A unified effort would seem to be common sense, but such an alliance has never come together in the past. "The moral decline of the country had become so precipitant," Weyrich explained, "that many of us sensed that we were about to hang it up as a country."

The possibility of same-sex marriage spreading across the country was the most important indicator of that decline and the primary reason that the formation of the coalition has been successful, he said.

Wildmon recalled that while everyone agreed that the threat of legalized homosexual marriage was the most dire issue, the early meetings were not without tension.

"Most ministry leaders have assertive personalities, so we had to work through that. Everyone has come to realize that some give and take among ourselves is necessary to make progress," he said.

Wildmon now serves as chairman of the group and moderates the meetings. Although formal organization is minimum, the alliance has hired two full-time employees to coordinate the alliance’s activities and communications.

"The Arlington Group was something that was very much needed and the timing was right." Wildmon said. "The Lord has blessed the effort and the alliance has become a very good cooperative vehicle for all of us to address these issues."

Pro-family movement comes of age
Wildmon said that early in the formation of the Arlington Group participants agreed that they were not starting a new organization, but a cooperative alliance.

"We simply agreed to work together on issues on which we could agree.

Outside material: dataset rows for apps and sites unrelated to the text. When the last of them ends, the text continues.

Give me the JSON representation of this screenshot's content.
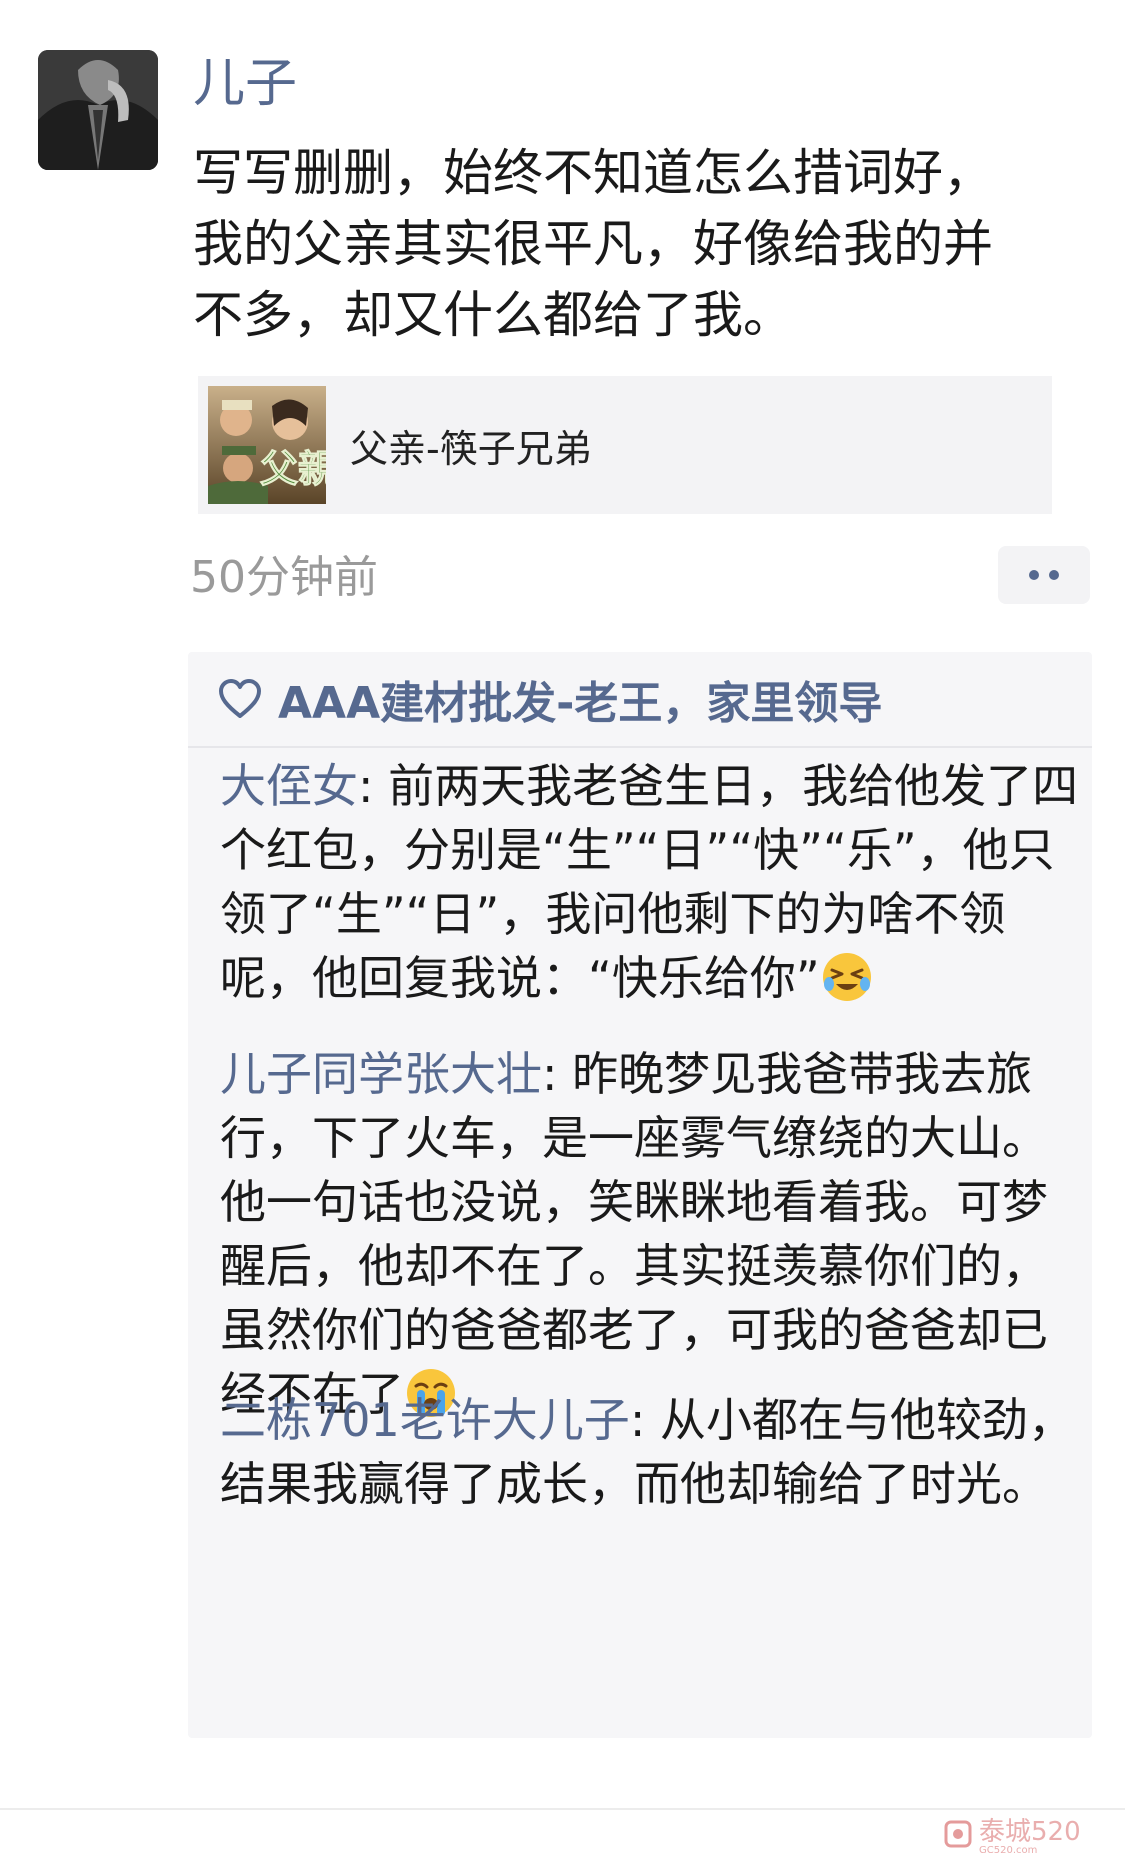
{
  "post": {
    "username": "儿子",
    "text": "写写删删，始终不知道怎么措词好，\n我的父亲其实很平凡，好像给我的并\n不多，却又什么都给了我。",
    "link_title": "父亲-筷子兄弟",
    "link_thumb_lettering": "父親",
    "timestamp": "50分钟前"
  },
  "likes": {
    "names": "AAA建材批发-老王，家里领导"
  },
  "comments": [
    {
      "author": "大侄女",
      "text": "前两天我老爸生日，我给他发了四个红包，分别是“生”“日”“快”“乐”，他只领了“生”“日”，我问他剩下的为啥不领呢，他回复我说：“快乐给你”",
      "emoji": "grinning-tears-emoji"
    },
    {
      "author": "儿子同学张大壮",
      "text": "昨晚梦见我爸带我去旅行，下了火车，是一座雾气缭绕的大山。他一句话也没说，笑眯眯地看着我。可梦醒后，他却不在了。其实挺羡慕你们的，虽然你们的爸爸都老了，可我的爸爸却已经不在了",
      "emoji": "crying-face-emoji"
    },
    {
      "author": "二栋701老许大儿子",
      "text": "从小都在与他较劲，结果我赢得了成长，而他却输给了时光。",
      "emoji": ""
    }
  ],
  "watermark": {
    "text": "泰城520",
    "small_text": "GC520.com"
  },
  "colors": {
    "name_blue": "#56698f",
    "timestamp_gray": "#9a9a9a",
    "panel_bg": "#f6f6f8"
  }
}
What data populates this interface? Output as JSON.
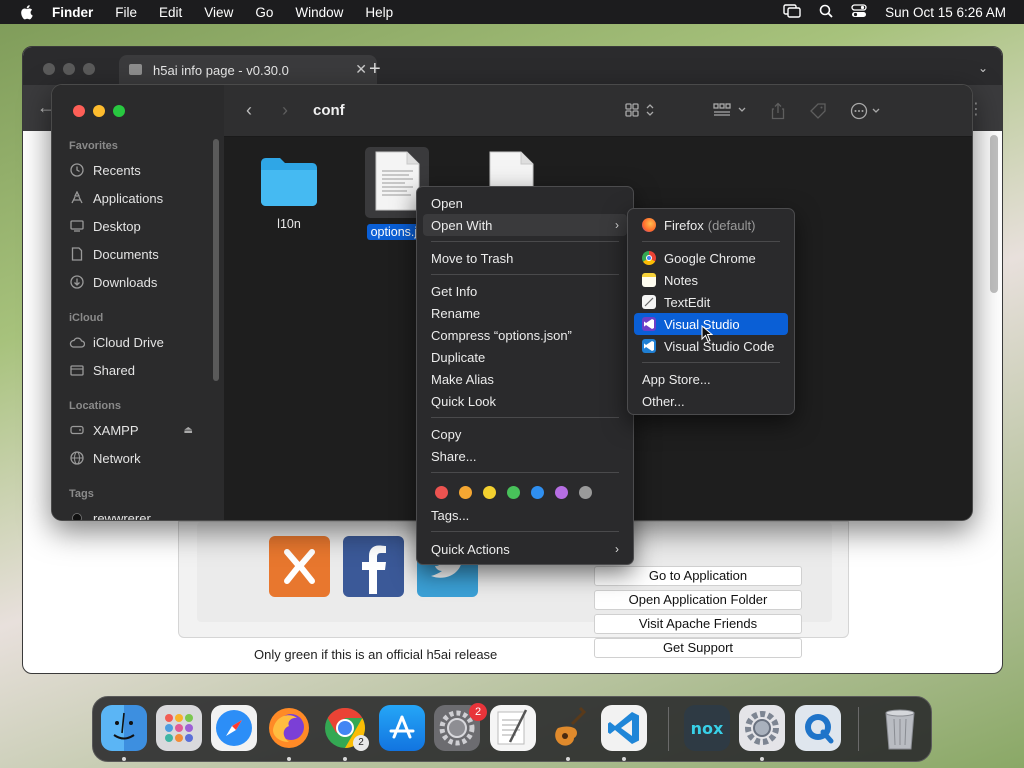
{
  "menubar": {
    "app_name": "Finder",
    "items": [
      "File",
      "Edit",
      "View",
      "Go",
      "Window",
      "Help"
    ],
    "datetime": "Sun Oct 15  6:26 AM"
  },
  "browser": {
    "tab_title": "h5ai info page - v0.30.0",
    "new_tab": "+",
    "buttons": [
      "Go to Application",
      "Open Application Folder",
      "Visit Apache Friends",
      "Get Support"
    ],
    "footer_text": "Only green if this is an official h5ai release"
  },
  "finder": {
    "folder_title": "conf",
    "sidebar": {
      "favorites_label": "Favorites",
      "favorites": [
        "Recents",
        "Applications",
        "Desktop",
        "Documents",
        "Downloads"
      ],
      "icloud_label": "iCloud",
      "icloud": [
        "iCloud Drive",
        "Shared"
      ],
      "locations_label": "Locations",
      "locations": [
        "XAMPP",
        "Network"
      ],
      "tags_label": "Tags",
      "tags": [
        "rewwrerer"
      ]
    },
    "files": [
      {
        "name": "l10n"
      },
      {
        "name": "options.js"
      }
    ]
  },
  "context_menu": {
    "items": {
      "open": "Open",
      "open_with": "Open With",
      "move_to_trash": "Move to Trash",
      "get_info": "Get Info",
      "rename": "Rename",
      "compress": "Compress “options.json”",
      "duplicate": "Duplicate",
      "make_alias": "Make Alias",
      "quick_look": "Quick Look",
      "copy": "Copy",
      "share": "Share...",
      "tags": "Tags...",
      "quick_actions": "Quick Actions"
    },
    "tag_colors": [
      "#ec5350",
      "#f5a732",
      "#f3d02f",
      "#48c15a",
      "#2f8ff0",
      "#b66ee3",
      "#9a9a9a"
    ]
  },
  "open_with_menu": {
    "default_app": "Firefox",
    "default_suffix": "(default)",
    "apps": [
      "Google Chrome",
      "Notes",
      "TextEdit",
      "Visual Studio",
      "Visual Studio Code"
    ],
    "app_store": "App Store...",
    "other": "Other..."
  },
  "dock": {
    "settings_badge": "2",
    "chrome_badge": "2"
  }
}
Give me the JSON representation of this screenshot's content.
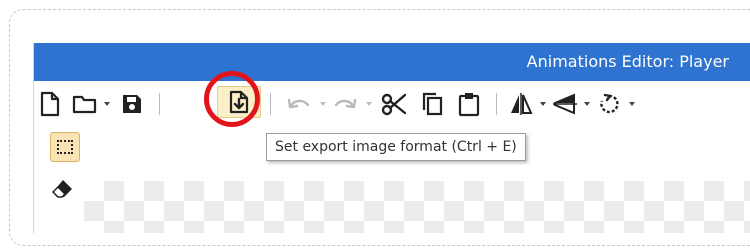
{
  "window": {
    "title": "Animations Editor: Player"
  },
  "toolbar": {
    "buttons": [
      {
        "name": "new-document",
        "icon": "new-file-icon"
      },
      {
        "name": "open",
        "icon": "folder-icon",
        "has_dropdown": true
      },
      {
        "name": "save",
        "icon": "floppy-disk-icon"
      },
      {
        "name": "export-image-format",
        "icon": "export-file-icon",
        "highlighted": true
      },
      {
        "name": "undo",
        "icon": "undo-icon",
        "has_dropdown": true,
        "disabled": true
      },
      {
        "name": "redo",
        "icon": "redo-icon",
        "has_dropdown": true,
        "disabled": true
      },
      {
        "name": "cut",
        "icon": "scissors-icon"
      },
      {
        "name": "copy",
        "icon": "copy-icon"
      },
      {
        "name": "paste",
        "icon": "clipboard-icon"
      },
      {
        "name": "flip-horizontal",
        "icon": "flip-horizontal-icon",
        "has_dropdown": true
      },
      {
        "name": "flip-vertical",
        "icon": "flip-vertical-icon",
        "has_dropdown": true
      },
      {
        "name": "rotate",
        "icon": "rotate-icon",
        "has_dropdown": true
      }
    ]
  },
  "tooltip": {
    "text": "Set export image format (Ctrl + E)"
  },
  "tools": [
    {
      "name": "rectangle-select",
      "icon": "marquee-select-icon",
      "selected": true
    },
    {
      "name": "eraser",
      "icon": "eraser-icon",
      "selected": false
    }
  ],
  "colors": {
    "titlebar": "#2f73d0",
    "highlight_ring": "#e1141b",
    "selected_tool_bg": "#f7e3b4",
    "hovered_button_bg": "#fbefc8"
  }
}
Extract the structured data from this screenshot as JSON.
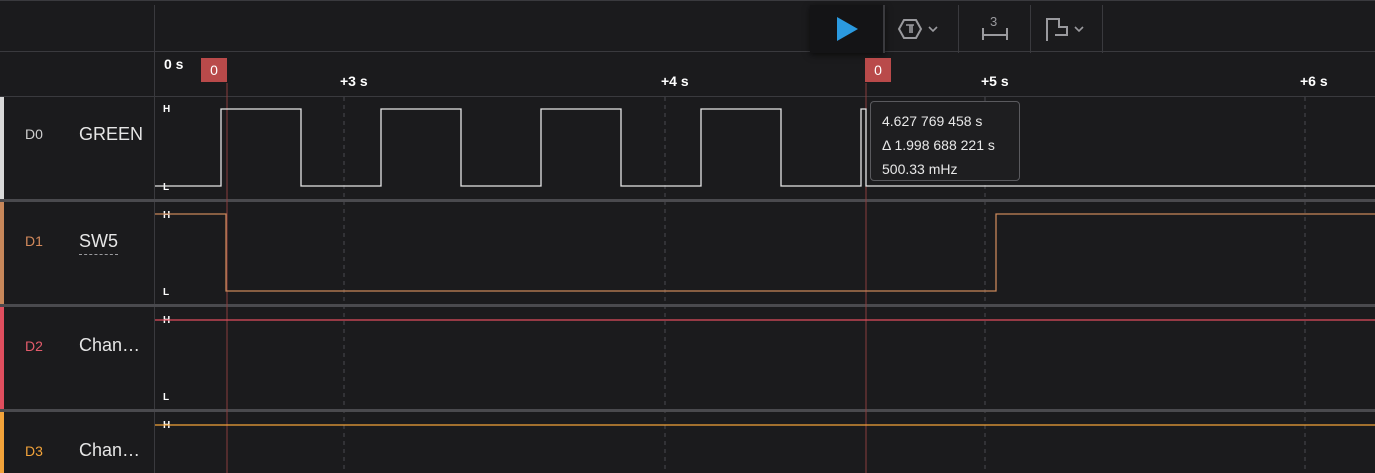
{
  "toolbar": {
    "buttons": [
      {
        "name": "play-button",
        "icon": "play-icon"
      },
      {
        "name": "trigger-button",
        "icon": "trigger-icon"
      },
      {
        "name": "measure-button",
        "icon": "measure-icon",
        "label": "3"
      },
      {
        "name": "marker-button",
        "icon": "marker-flag-icon"
      }
    ]
  },
  "timeline": {
    "start_label": "0 s",
    "ticks": [
      "+3 s",
      "+4 s",
      "+5 s",
      "+6 s"
    ],
    "markers": [
      "0",
      "0"
    ]
  },
  "channels": [
    {
      "id": "D0",
      "name": "GREEN",
      "color": "#d9d9d9",
      "id_color": "#cfcfcf",
      "high": "H",
      "low": "L"
    },
    {
      "id": "D1",
      "name": "SW5",
      "color": "#c8875a",
      "id_color": "#d38a5c",
      "high": "H",
      "low": "L"
    },
    {
      "id": "D2",
      "name": "Chan…",
      "color": "#e04e5e",
      "id_color": "#e35b6b",
      "high": "H",
      "low": "L"
    },
    {
      "id": "D3",
      "name": "Chan…",
      "color": "#f2a33a",
      "id_color": "#f2a33a",
      "high": "H"
    }
  ],
  "tooltip": {
    "time": "4.627 769 458 s",
    "delta": "Δ 1.998 688 221 s",
    "frequency": "500.33 mHz"
  },
  "colors": {
    "accent": "#2b9ae0",
    "marker": "#b94a4a",
    "background": "#1b1b1d"
  }
}
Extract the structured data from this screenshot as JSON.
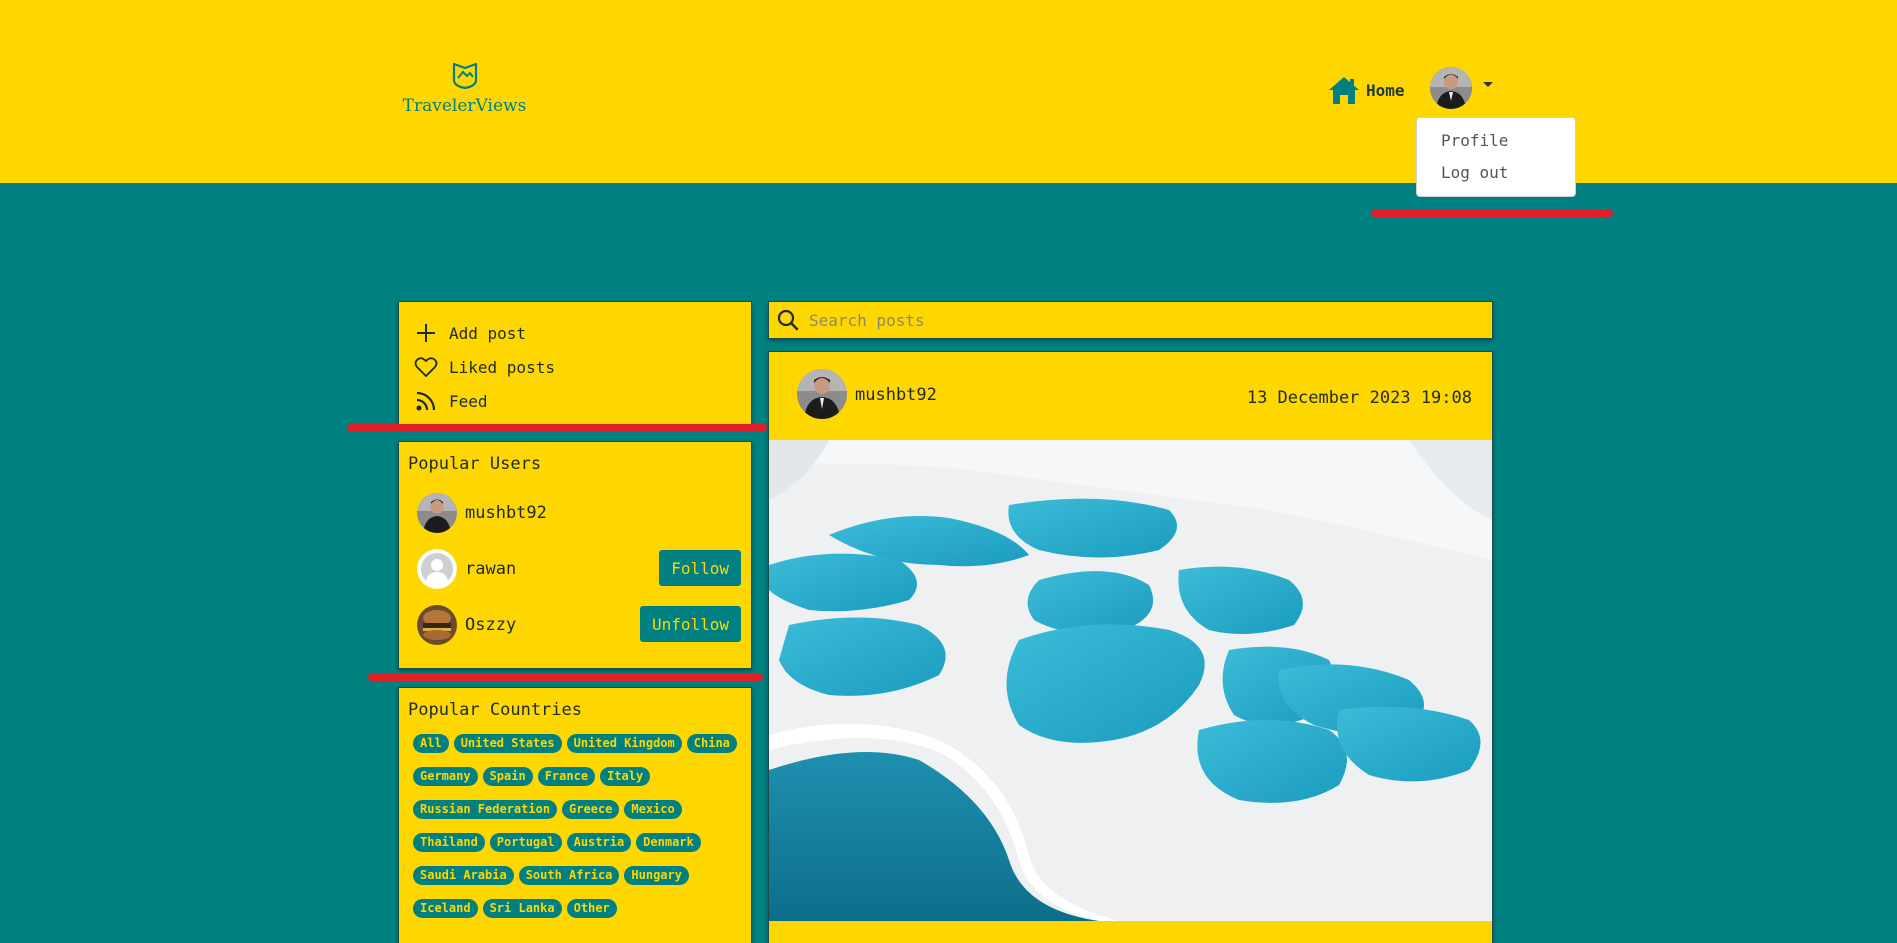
{
  "brand": {
    "name": "TravelerViews",
    "logo_icon": "mountain-shield-icon"
  },
  "nav": {
    "home_label": "Home",
    "home_icon": "house-icon",
    "dropdown": [
      "Profile",
      "Log out"
    ]
  },
  "sidebar": {
    "menu": [
      {
        "label": "Add post",
        "icon": "plus-icon"
      },
      {
        "label": "Liked posts",
        "icon": "heart-icon"
      },
      {
        "label": "Feed",
        "icon": "rss-icon"
      }
    ],
    "popular_users": {
      "title": "Popular Users",
      "users": [
        {
          "name": "mushbt92",
          "button": ""
        },
        {
          "name": "rawan",
          "button": "Follow"
        },
        {
          "name": "Oszzy",
          "button": "Unfollow"
        }
      ]
    },
    "popular_countries": {
      "title": "Popular Countries",
      "tags": [
        "All",
        "United States",
        "United Kingdom",
        "China",
        "Germany",
        "Spain",
        "France",
        "Italy",
        "Russian Federation",
        "Greece",
        "Mexico",
        "Thailand",
        "Portugal",
        "Austria",
        "Denmark",
        "Saudi Arabia",
        "South Africa",
        "Hungary",
        "Iceland",
        "Sri Lanka",
        "Other"
      ]
    }
  },
  "search": {
    "placeholder": "Search posts",
    "icon": "search-icon"
  },
  "post": {
    "username": "mushbt92",
    "date": "13 December 2023 19:08"
  },
  "colors": {
    "primary": "#ffd700",
    "accent": "#008080",
    "annotation": "#e11f26"
  }
}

Each individual organization will continue to pursue their own areas of interest, but the alliance allows us to fire all our guns at the same time," Wildmon said.

Such a coordinated effort makes for an effective strategy to promote a conservative agenda in the nation’s capital, Weyrich said. "Any administration is a coalition of interests," he explained. "The Arlington Group will be competing with others for time and attention of lawmakers and the President. The net result of not working together is that lawmakers and the administration pay little attention. But when we are working together, we are a mighty force that can’t be ignored."

The effectiveness of the group is also attracting an important new ally – conservative African-American organizations.

"The Arlington Group has allowed the pro-family movement to cross some borders that haven’t been crossed in the past," Wildmon said. "There may have been some distrust in the past simply because we didn’t know one another, but that is beginning to change since we share the same concerns over many social issues."

According to Wildmon, the Arlington Group does not see itself as a one-issue organization. However, the passage of a constitutional amendment that defines marriage as between one woman and one man is likely to remain the alliance’s top priority for the foreseeable future.

"We have decided at this time that same-sex marriage and issues surrounding it will be the only topics discussed in our main meetings," he said.

One of those critical tangential issues is the appointment of federal judges, particularly the Supreme Court. "I predict a huge upcoming battle, perhaps very soon, over the appointment of Supreme Court justices," Wildmon said. That appointment is significant to the Arlington Group and to the issue of same-sex marriage because if the issue eventually comes before the high court, individual state constitutional amendments could be overturned.

On another front in the same-sex marriage battle, the group is working to bring the newly named "Marriage Protection Amendment" before the Senate and House of Representatives for a vote in 2005. In 2004 the Senate failed to vote on similar legislation and the House defeated it. Many of the lawmakers who did not support the measures will be up for reelection in 2006.

Meanwhile at least 10 more states are expected to bring state constitutional amendments to voters, most in 2006. The Arlington Group is committed to the passage of these state amendments that would protect traditional marriage.

"The Arlington Group has brought together all the pro-family groups to strategize and become more effective in bringing about change in the nation," Wildmon summarized. "We should have been doing this 30 years ago."